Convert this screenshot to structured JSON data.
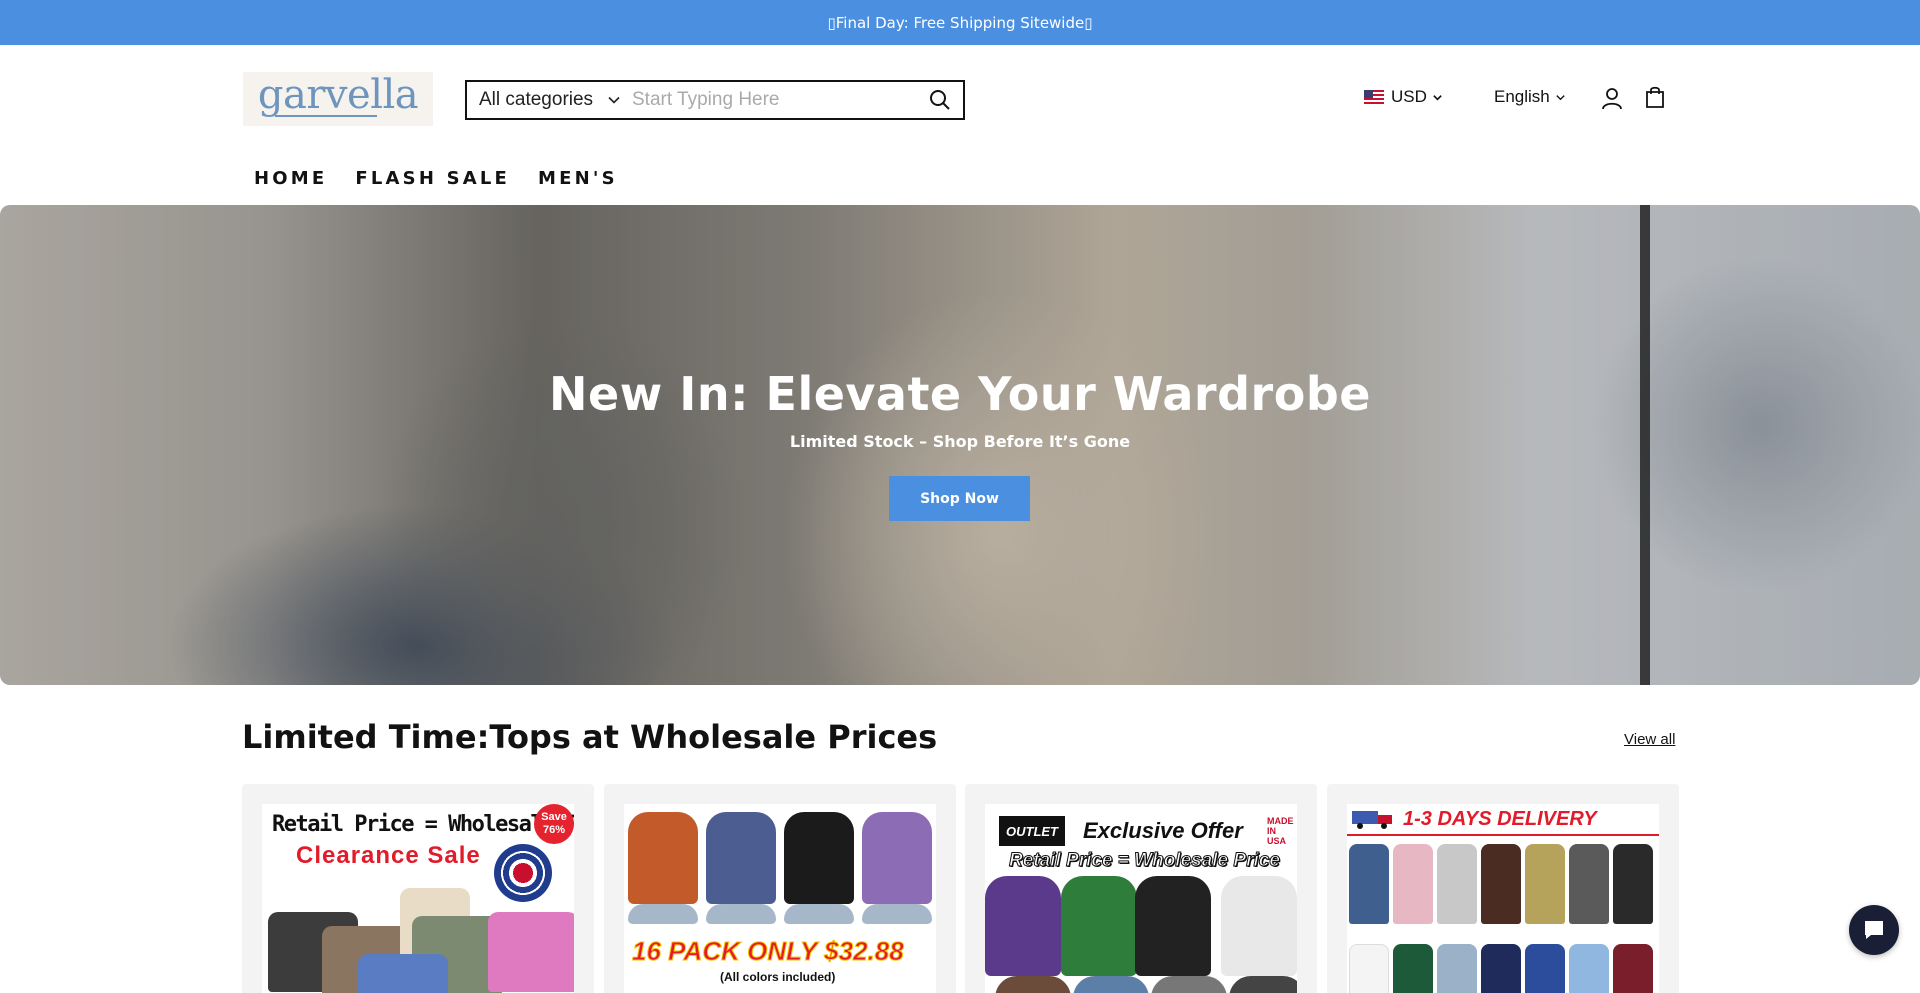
{
  "announcement": {
    "text": "▯Final Day: Free Shipping Sitewide▯"
  },
  "header": {
    "logo_text": "garvella",
    "search": {
      "category_label": "All categories",
      "placeholder": "Start Typing Here",
      "value": ""
    },
    "currency": "USD",
    "language": "English",
    "icons": [
      "chevron-down-icon",
      "search-icon",
      "us-flag-icon",
      "account-icon",
      "cart-icon"
    ]
  },
  "nav": {
    "items": [
      {
        "label": "HOME"
      },
      {
        "label": "FLASH SALE"
      },
      {
        "label": "MEN'S"
      }
    ]
  },
  "hero": {
    "title": "New In: Elevate Your Wardrobe",
    "subtitle": "Limited Stock – Shop Before It’s Gone",
    "button_label": "Shop Now"
  },
  "collection": {
    "title": "Limited Time:Tops at Wholesale Prices",
    "view_all": "View all",
    "cards": [
      {
        "headline": "Retail Price = Wholesale Pr",
        "sale_text": "Clearance Sale",
        "badge_line1": "Save",
        "badge_line2": "76%"
      },
      {
        "pack_text": "16 PACK ONLY $32.88",
        "note": "(All colors included)"
      },
      {
        "outlet": "OUTLET",
        "offer": "Exclusive Offer",
        "made_in": "MADE IN USA",
        "price_line": "Retail  Price = Wholesale  Price"
      },
      {
        "delivery": "1-3 DAYS DELIVERY"
      }
    ]
  },
  "colors": {
    "accent_blue": "#4a8fe0",
    "text_dark": "#121212",
    "sale_red": "#e21b2b",
    "chat_bg": "#1a1f36"
  }
}
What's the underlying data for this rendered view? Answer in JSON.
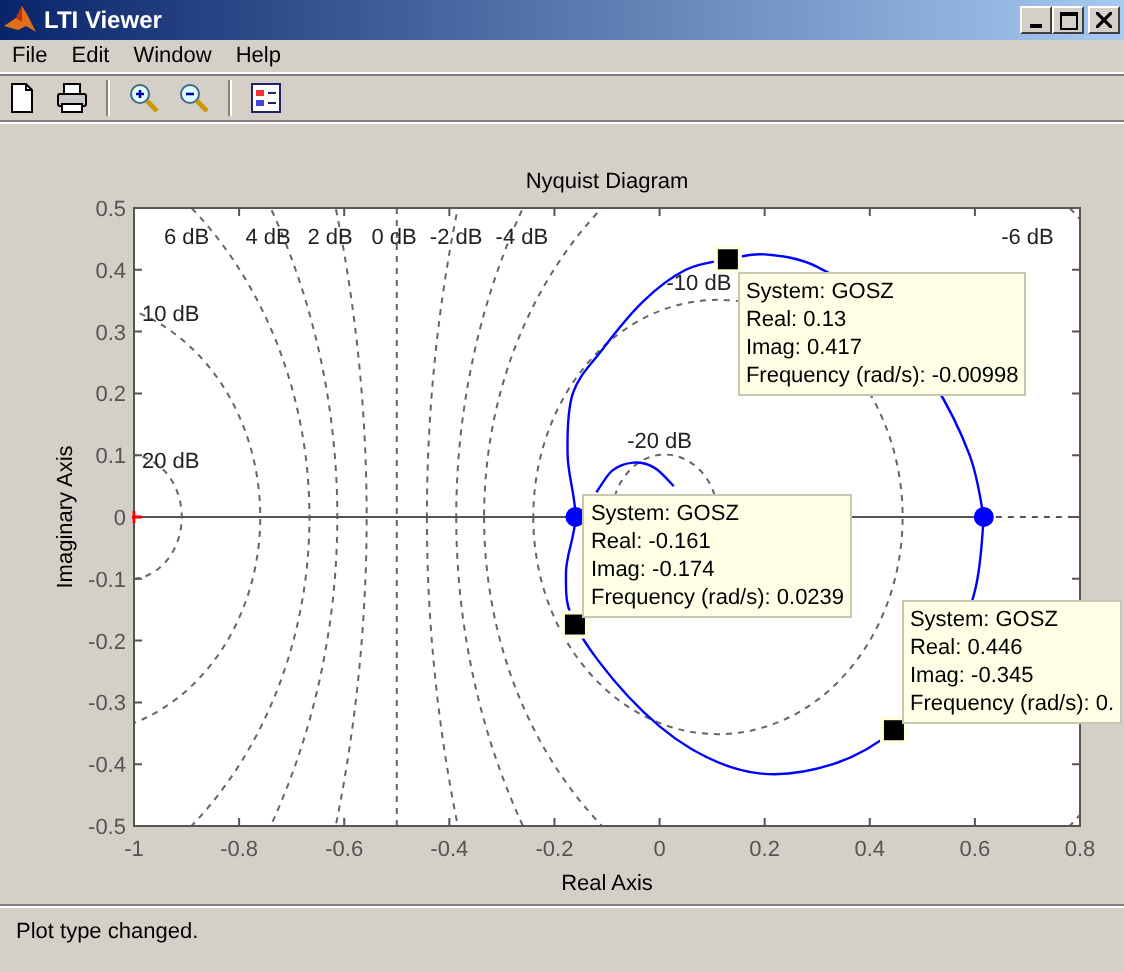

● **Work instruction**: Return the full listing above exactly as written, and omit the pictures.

● **Response to this task**:
Convert this screenshot to structured JSON data.
{
  "announcement": {
    "text": "▯Final Day: Free Shipping Sitewide▯"
  },
  "header": {
    "logo_text": "garvella",
    "search": {
      "category_label": "All categories",
      "placeholder": "Start Typing Here",
      "value": ""
    },
    "currency": "USD",
    "language": "English",
    "icons": [
      "chevron-down-icon",
      "search-icon",
      "us-flag-icon",
      "account-icon",
      "cart-icon"
    ]
  },
  "nav": {
    "items": [
      {
        "label": "HOME"
      },
      {
        "label": "FLASH SALE"
      },
      {
        "label": "MEN'S"
      }
    ]
  },
  "hero": {
    "title": "New In: Elevate Your Wardrobe",
    "subtitle": "Limited Stock – Shop Before It’s Gone",
    "button_label": "Shop Now"
  },
  "collection": {
    "title": "Limited Time:Tops at Wholesale Prices",
    "view_all": "View all",
    "cards": [
      {
        "headline": "Retail Price = Wholesale Pr",
        "sale_text": "Clearance Sale",
        "badge_line1": "Save",
        "badge_line2": "76%"
      },
      {
        "pack_text": "16 PACK ONLY $32.88",
        "note": "(All colors included)"
      },
      {
        "outlet": "OUTLET",
        "offer": "Exclusive Offer",
        "made_in": "MADE IN USA",
        "price_line": "Retail  Price = Wholesale  Price"
      },
      {
        "delivery": "1-3 DAYS DELIVERY"
      }
    ]
  },
  "colors": {
    "accent_blue": "#4a8fe0",
    "text_dark": "#121212",
    "sale_red": "#e21b2b",
    "chat_bg": "#1a1f36"
  }
}
What's the underlying data for this rendered view? Answer in JSON.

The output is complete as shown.